NOTE: This post is later than usual today precisely because, while trying to get home from a morning meeting, I couldn’t help stopping and talking to people. Literally, almost every block I either reconnected with someone I hadn’t talked to in a long time or had a brief encounter with someone I’d never met. It’s demonstrative of the impact of walking and biking.There were even a few friends I saw, and wished I could have talked to, that drove by in cars; oblivious (or avoiding) the surroundings around them. That’s fine, too, catch ya next time.
I’ve been reading and writing a lot about city design and social interaction. Last week’s Monday Crank was all about bumping into strangers; I’m not saying we have to like who we bump into, I’m simply saying that part of the value of city living are those chance opportunities intrinsic in well designed cities. I should have known that there was university class dedicated to the subject.
“I talk to strangers,” begins Kio Stark in a recent article in the Atlantic. The article, titled “Stranger Studies 101: Cities as Interaction Machines,” is a version of her syllabus for a class at NYU’s Interactive Telecommunications Program. Introducing the class, Stark writes:
“Even the simplest exchange among strangers can contain a tangled accumulation of meanings: what transpires may have physical, emotional, social, political, technological and historical dimensions. I show students how to unravel and understand these charged moments.”
Sign me up.
Her article is full of resources that she uses in class. One of which is the work on chance encounters by William H. Whyte (whom I quoted yesterday). He was one of the first professional academic people watchers that applied hours of observation to planning the layout of cities. Work like this fascinates because it shakes up what we think we know about human behavior, or at-the-least brings to conscience what our actions really communicate.
For example, below is a short clip of his film “The Social Life of Small Urban Spaces” where he describes the value of street corners.
Find a street corner, be ready for an encounter or just let it all pass-by.
What did you see observe today?
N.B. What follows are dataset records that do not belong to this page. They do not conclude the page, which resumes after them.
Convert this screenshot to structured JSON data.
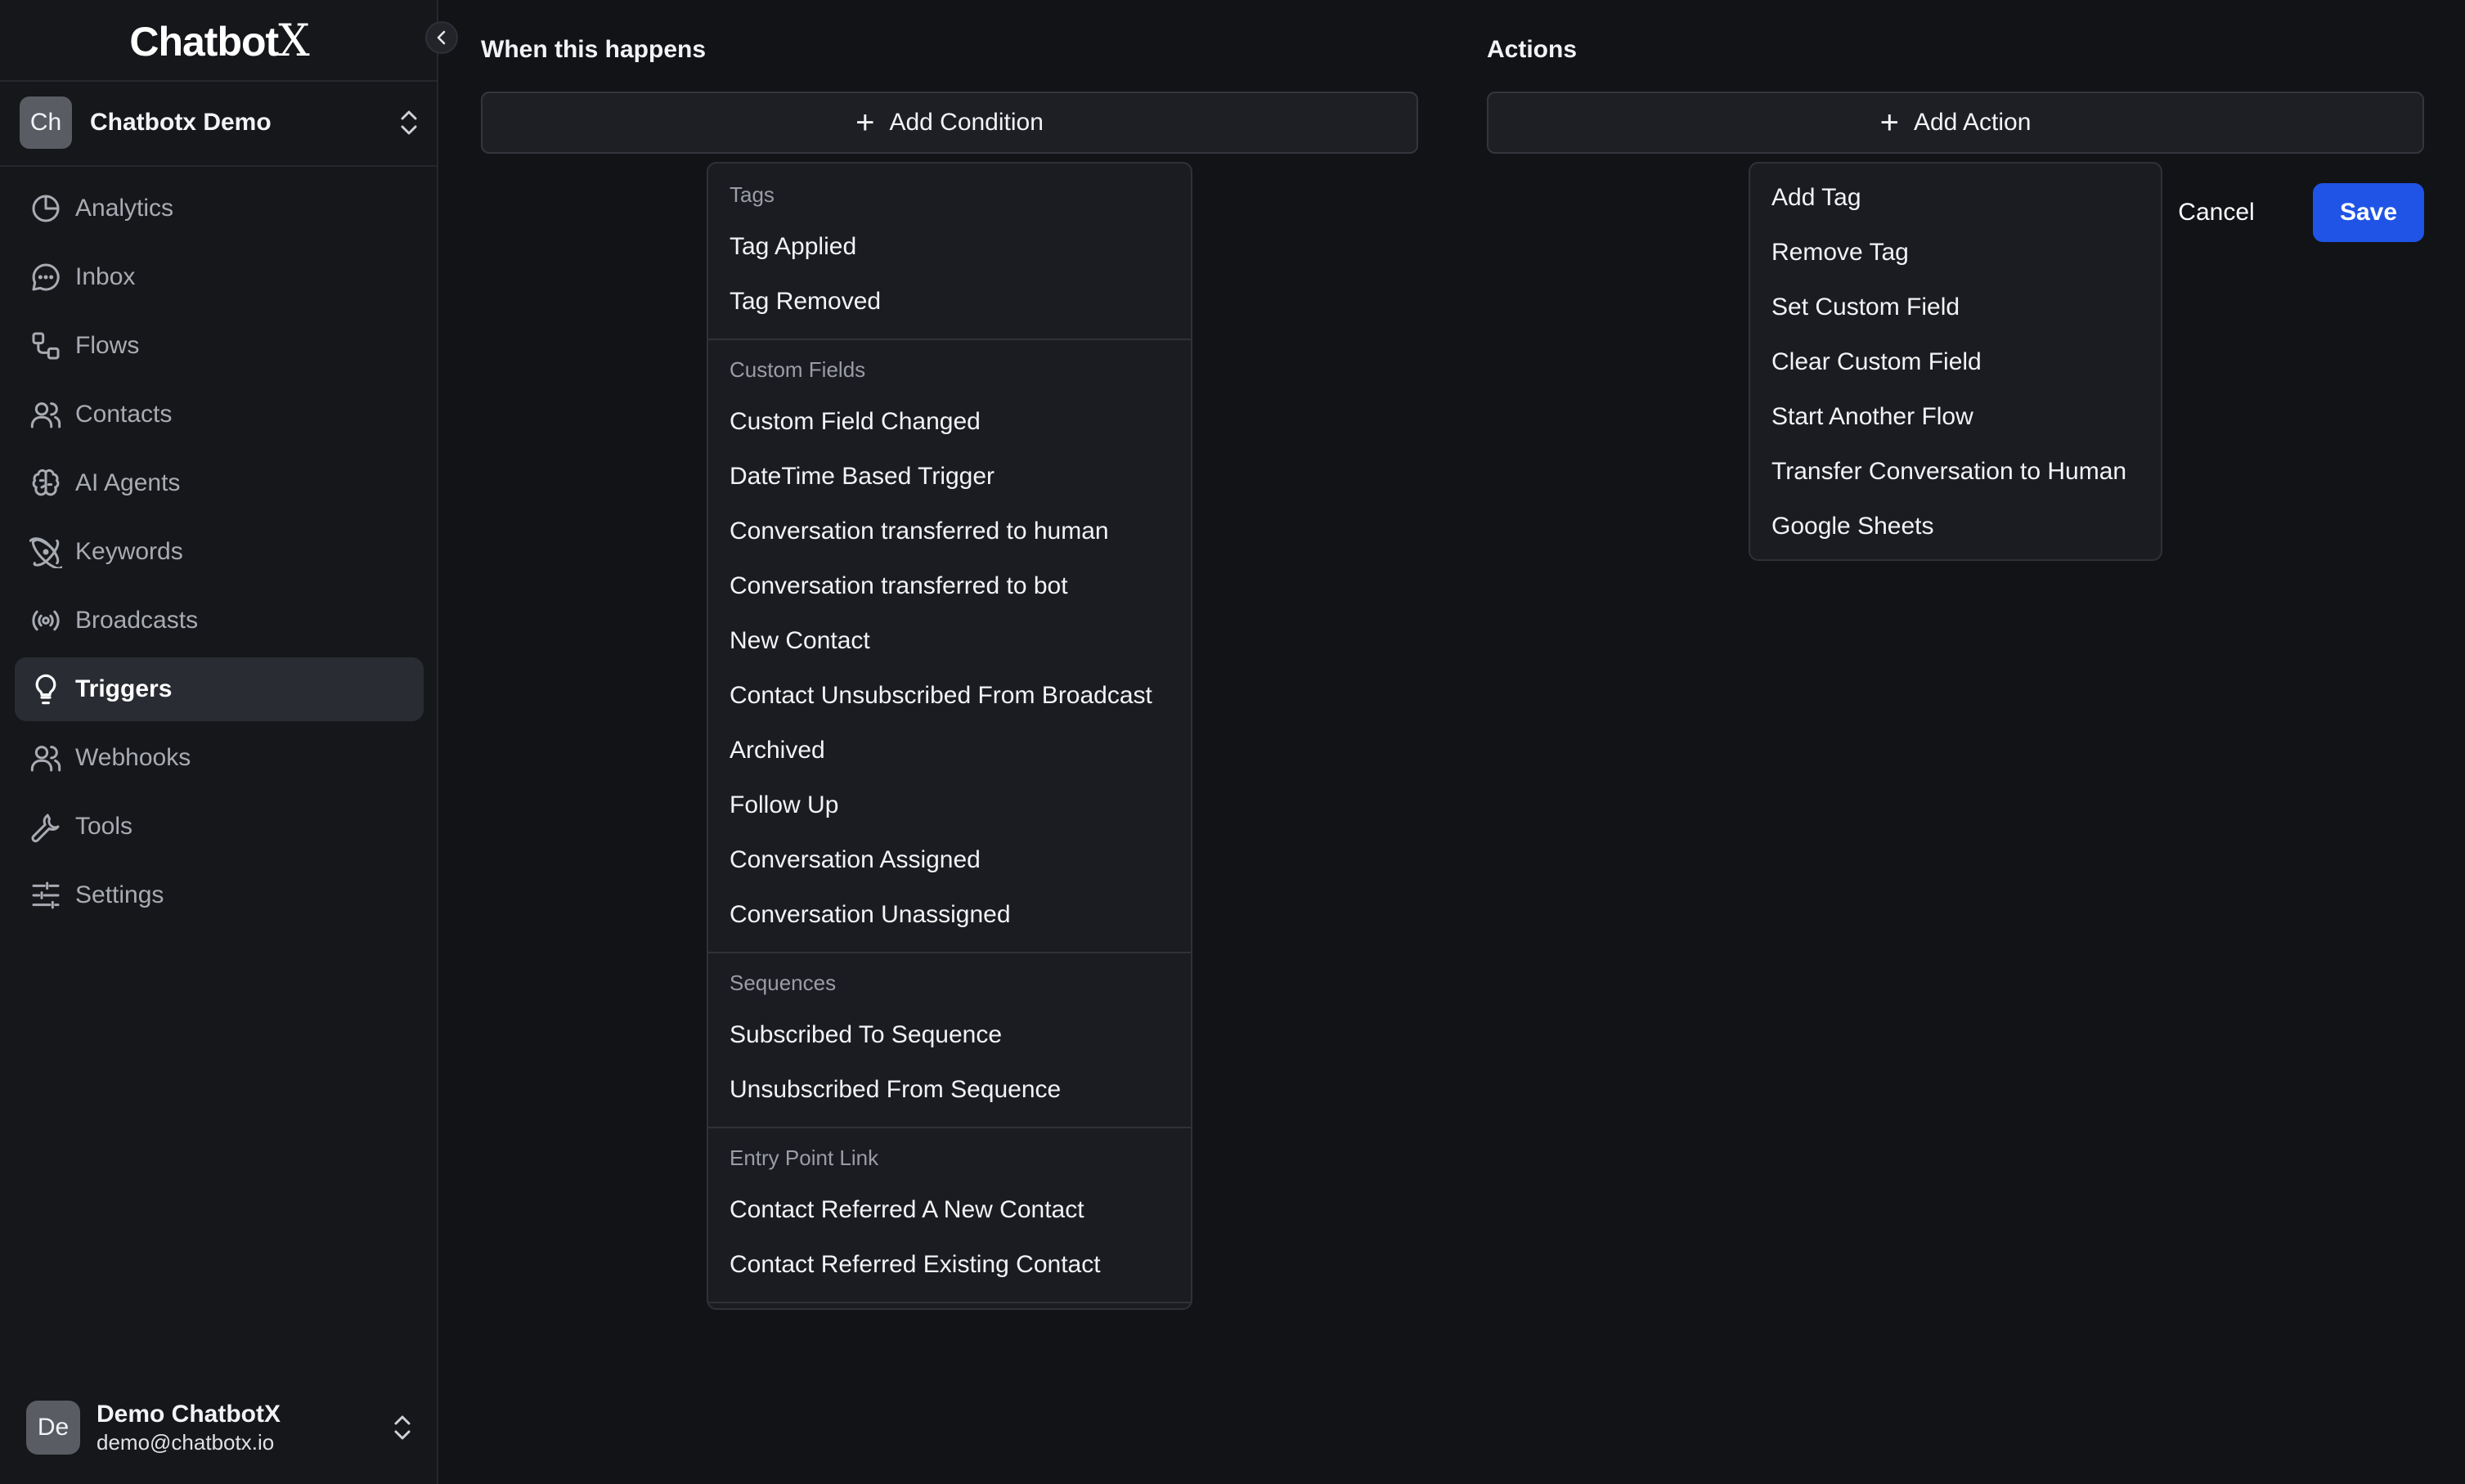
{
  "app": {
    "logo_text": "Chatbot",
    "logo_mark": "X"
  },
  "workspace": {
    "avatar": "Ch",
    "name": "Chatbotx Demo"
  },
  "nav": [
    {
      "label": "Analytics",
      "icon": "pie-chart-icon"
    },
    {
      "label": "Inbox",
      "icon": "chat-bubble-icon"
    },
    {
      "label": "Flows",
      "icon": "flow-icon"
    },
    {
      "label": "Contacts",
      "icon": "users-icon"
    },
    {
      "label": "AI Agents",
      "icon": "brain-icon"
    },
    {
      "label": "Keywords",
      "icon": "atom-icon"
    },
    {
      "label": "Broadcasts",
      "icon": "broadcast-icon"
    },
    {
      "label": "Triggers",
      "icon": "lightbulb-icon",
      "active": true
    },
    {
      "label": "Webhooks",
      "icon": "users-icon"
    },
    {
      "label": "Tools",
      "icon": "wrench-icon"
    },
    {
      "label": "Settings",
      "icon": "sliders-icon"
    }
  ],
  "user": {
    "avatar": "De",
    "name": "Demo ChatbotX",
    "email": "demo@chatbotx.io"
  },
  "conditions": {
    "title": "When this happens",
    "add_label": "Add Condition",
    "groups": [
      {
        "label": "Tags",
        "items": [
          "Tag Applied",
          "Tag Removed"
        ]
      },
      {
        "label": "Custom Fields",
        "items": [
          "Custom Field Changed",
          "DateTime Based Trigger",
          "Conversation transferred to human",
          "Conversation transferred to bot",
          "New Contact",
          "Contact Unsubscribed From Broadcast",
          "Archived",
          "Follow Up",
          "Conversation Assigned",
          "Conversation Unassigned"
        ]
      },
      {
        "label": "Sequences",
        "items": [
          "Subscribed To Sequence",
          "Unsubscribed From Sequence"
        ]
      },
      {
        "label": "Entry Point Link",
        "items": [
          "Contact Referred A New Contact",
          "Contact Referred Existing Contact"
        ]
      }
    ]
  },
  "actions": {
    "title": "Actions",
    "add_label": "Add Action",
    "items": [
      "Add Tag",
      "Remove Tag",
      "Set Custom Field",
      "Clear Custom Field",
      "Start Another Flow",
      "Transfer Conversation to Human",
      "Google Sheets"
    ]
  },
  "buttons": {
    "cancel": "Cancel",
    "save": "Save"
  },
  "colors": {
    "background": "#121317",
    "sidebar": "#16171b",
    "accent": "#1f54e6",
    "active_nav": "#2a2c33"
  }
}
Share your story here.
Another example of Whyte’s work. We meet at corners.